What Does Watchdog Timer Mean?
A watchdog timer (WDT) is an embedded timing device that automatically prompts corrective action upon system malfunction detection. If software hangs or is lost, a WDT resets the system microcontroller via a 16-bit counter.
Computers lacking embedded WDTs often require installed WDT expansion cards.
A WDT is also known as a computer operating properly (COP) timer.
Techopedia Explains Watchdog Timer
A WDT enables embedded system self-reliance in two ways:
- Detects system glitches or errors, including programming errors, software hangs, code crashes or power surges.
- Resets operating systems and resumes normal program activity via the reset signal embedded in a CPU or specialized microcontroller chip. This reset process is also known as feeding the watchdog, kicking the dog, waking the watchdog or petting the dog.

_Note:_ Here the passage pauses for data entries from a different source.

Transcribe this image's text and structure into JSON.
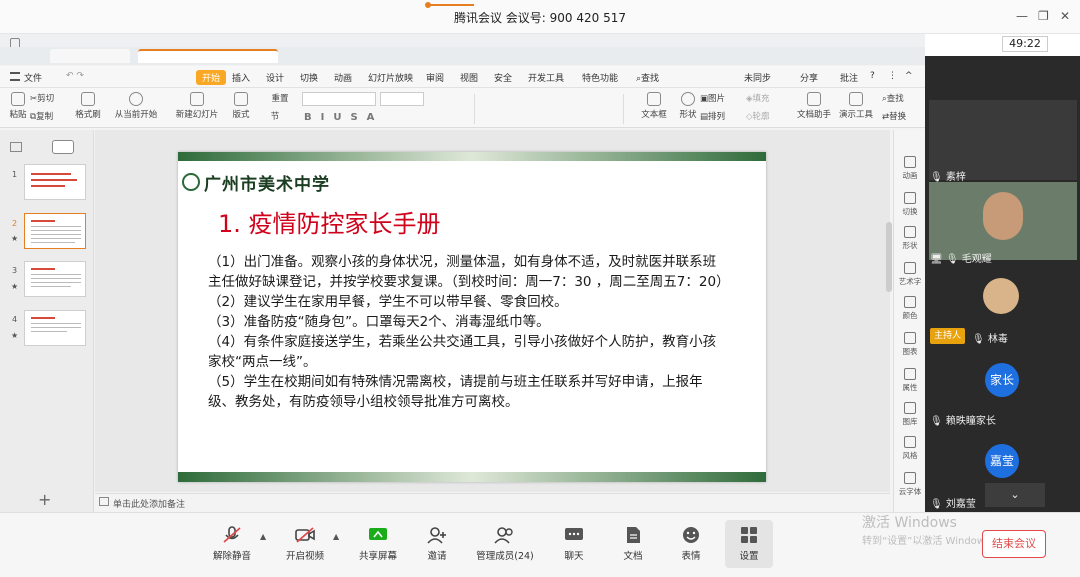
{
  "meeting": {
    "title": "腾讯会议  会议号: 900 420 517",
    "timer": "49:22"
  },
  "wps": {
    "menu": [
      "文件",
      "开始",
      "插入",
      "设计",
      "切换",
      "动画",
      "幻灯片放映",
      "审阅",
      "视图",
      "安全",
      "开发工具",
      "特色功能",
      "查找"
    ],
    "menu_right": [
      "未同步",
      "分享",
      "批注"
    ],
    "toolbar": [
      "粘贴",
      "剪切",
      "复制",
      "格式刷",
      "从当前开始",
      "新建幻灯片",
      "版式",
      "节",
      "重置",
      "文本框",
      "形状",
      "图片",
      "排列",
      "填充",
      "轮廓",
      "文档助手",
      "演示工具",
      "查找",
      "替换"
    ],
    "right_rail": [
      "动画",
      "切换",
      "形状",
      "艺术字",
      "颜色",
      "图表",
      "属性",
      "图库",
      "风格",
      "云字体"
    ],
    "notes_placeholder": "单击此处添加备注",
    "slide_numbers": [
      "1",
      "2",
      "3",
      "4"
    ]
  },
  "slide": {
    "school": "广州市美术中学",
    "title": "1. 疫情防控家长手册",
    "paragraphs": [
      "（1）出门准备。观察小孩的身体状况，测量体温，如有身体不适，及时就医并联系班主任做好缺课登记，并按学校要求复课。（到校时间：周一7：30 ，周二至周五7：20）",
      "（2）建议学生在家用早餐，学生不可以带早餐、零食回校。",
      "（3）准备防疫“随身包”。口罩每天2个、消毒湿纸巾等。",
      "（4）有条件家庭接送学生，若乘坐公共交通工具，引导小孩做好个人防护，教育小孩家校“两点一线”。",
      "（5）学生在校期间如有特殊情况需离校，请提前与班主任联系并写好申请，上报年级、教务处，有防疫领导小组校领导批准方可离校。"
    ]
  },
  "participants": [
    {
      "name": "素梓"
    },
    {
      "name": "毛观耀"
    },
    {
      "name": "林毒",
      "role": "主持人"
    },
    {
      "name": "赖昳瞳家长",
      "avatar": "家长"
    },
    {
      "name": "刘嘉莹",
      "avatar": "嘉莹"
    }
  ],
  "controls": [
    "解除静音",
    "开启视频",
    "共享屏幕",
    "邀请",
    "管理成员(24)",
    "聊天",
    "文档",
    "表情",
    "设置"
  ],
  "end_button": "结束会议",
  "watermark": {
    "line1": "激活 Windows",
    "line2": "转到“设置”以激活 Windows。"
  },
  "colors": {
    "accent": "#f9a825",
    "slide_title": "#d0021b",
    "end": "#e04a4a",
    "avatar": "#1e6fe0"
  }
}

One WDT may monitor another to ensure saved and completed data tasks within a designated period this cascading of WDT ensures that when a system failure is being monitored by a WDT, that the WDT itself does not hang too.

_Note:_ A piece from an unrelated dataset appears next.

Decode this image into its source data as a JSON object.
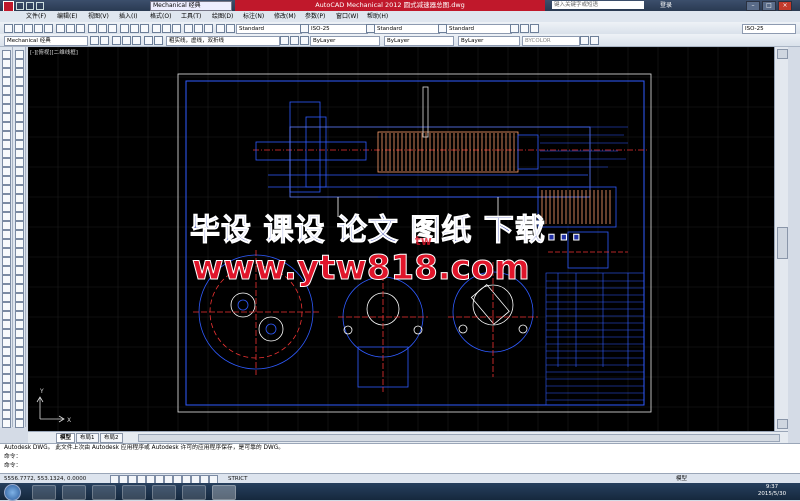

WDT provides additional features, as follows:
- Unreliable sandbox code may be tested by a highly complex WDT for system security.
- If a website does not load normally, a WDT automatically generates Web browser refresh functionality.
WDTs can exist in software, as a separate hardware microprocessor, or as a microcontrolled subprocessor within a CPU or other parts of the chipset.